    According to reports, European investors fears of a property market bubble are rising. According to the results of a recent survey published this week, nearly two-thirds of investors said that properties in London, Paris and Milan were overpriced and that the European property market was awash with capital. According to the survey, sovereign wealth funds, pension funds and Asian insurers were the leading influences on the pricing spiral, as soaring demand far outpaces the assets on sale.


    Tel: + 44 20 7585 1406 Mob: + 44 7734 057 327 16 January 2015

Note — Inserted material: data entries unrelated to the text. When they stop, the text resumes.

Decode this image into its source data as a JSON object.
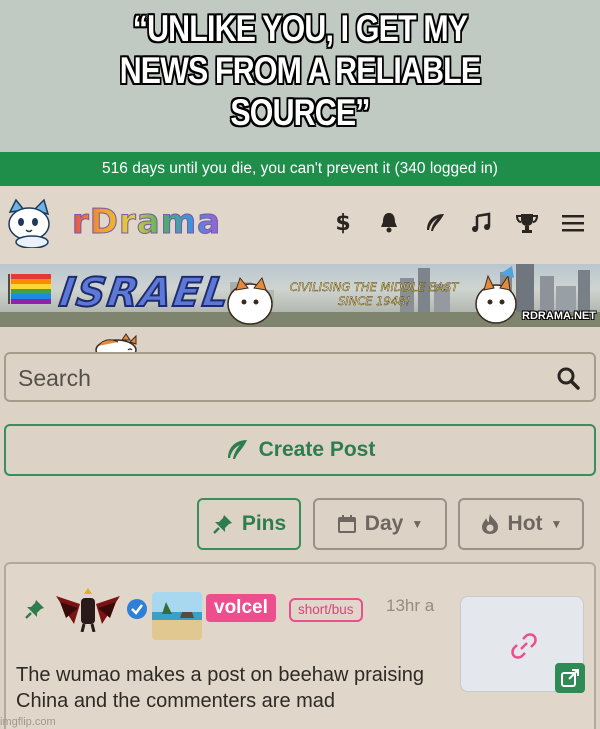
{
  "meme": {
    "caption_line1": "“UNLIKE YOU, I GET MY",
    "caption_line2": "NEWS FROM A RELIABLE SOURCE”"
  },
  "banner": {
    "text": "516 days until you die, you can't prevent it (340 logged in)"
  },
  "header": {
    "logo_text": "rDrama",
    "icons": [
      "dollar-icon",
      "bell-icon",
      "leaf-icon",
      "music-note-icon",
      "trophy-icon",
      "menu-icon"
    ],
    "dollar_glyph": "$"
  },
  "hero": {
    "title": "ISRAEL",
    "slogan_line1": "CIVILISING THE MIDDLE EAST",
    "slogan_line2": "SINCE 1948!",
    "site": "RDRAMA.NET"
  },
  "search": {
    "placeholder": "Search"
  },
  "create_post": {
    "label": "Create Post"
  },
  "filters": {
    "pins_label": "Pins",
    "day_label": "Day",
    "hot_label": "Hot"
  },
  "post": {
    "username": "volcel",
    "flair": "short/bus",
    "timestamp": "13hr a",
    "title": "The wumao makes a post on beehaw praising China and the commenters are mad"
  },
  "watermark": "imgflip.com",
  "colors": {
    "banner_green": "#1f8e4b",
    "accent_green": "#2e7d4f",
    "username_pink": "#ec4e8e",
    "page_bg": "#ddd2c6"
  }
}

    Merkel wants Greece to stay in the Eurozone ECB planning sovereign debt purchaseSwiss National Bank surprise U-turn on currency capESMA updates AIFMD Q&AsCRD IV capital buffer introducedJoint EU/US statement on financial marketsFX manipulation investigation widens in USFears of European property market bubble